On January 28th, 1975, Ford asked Congress for an additional $522 million in military aid for South Vietnam and Cambodia. This was denied. In April 1975, Ford asked Congress for $722 million in emergency military aid as the North Vietnamese knocked on Saigon's door. Congress denied it. The only money both sides in Congress had any appetite in appropriating was money for evacuating Americans.
The 1975 Spring Offensive was a conventional one (the National Liberation Front had all but been spent in terms of manpower, though they were able to field seven infantry divisions, one corps headquarters, and five battalions of artillery for the final offensive). 270,000 North Vietnamese troops were already in South Vietnam at the signing of the Accords, and by the fall of Saigon, nearly every PAVN ground combat unit was deployed to South Vietnam. While the North Vietnamese had their own supply issues going into the offensive, by the fall of Ban Me Thuot, and the disastrous rout from the Central Highlands, it became clear to even the most casual observers, that South Vietnam would not be able to hold the majority of its remaining territory, if Saigon at all.

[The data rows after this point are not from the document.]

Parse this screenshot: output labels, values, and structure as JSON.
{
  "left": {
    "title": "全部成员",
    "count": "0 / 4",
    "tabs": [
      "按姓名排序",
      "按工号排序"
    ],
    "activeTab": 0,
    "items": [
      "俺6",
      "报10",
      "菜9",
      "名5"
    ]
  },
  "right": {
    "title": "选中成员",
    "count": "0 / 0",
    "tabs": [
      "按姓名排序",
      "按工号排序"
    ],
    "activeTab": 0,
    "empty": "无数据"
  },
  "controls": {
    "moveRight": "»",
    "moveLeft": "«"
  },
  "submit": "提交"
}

The multiple denials of emergency military aid to South Vietnam had the effect of further demoralizing the South Vietnamese and eroding their willingness to fight.
However, the South Vietnamese largely believed, right until the very end, that if the Americans had okayed emergency aid or even committed to air strikes, that Saigon or at least MR IV in the delta region could have been saved. This is reflected in anecdotal quotes and documents involving a proposed breakout from Saigon and idea of a redoubt around Can Tho.
As a result, Congress, already weary of the war, especially after U.S. combat withdrawal, seeing that the writing was on the wall for South Vietnam, refused to appropriate money that they thought would be "wasted." Ford had his hands tied by the War Powers Act, which only permitted non-Congressionally approved action involving "a national emergency created by attack upon the United States, its territories or possessions, or its armed forces." The Act and Congress's unwillingness to appropriate any money, made intervention an impossibility.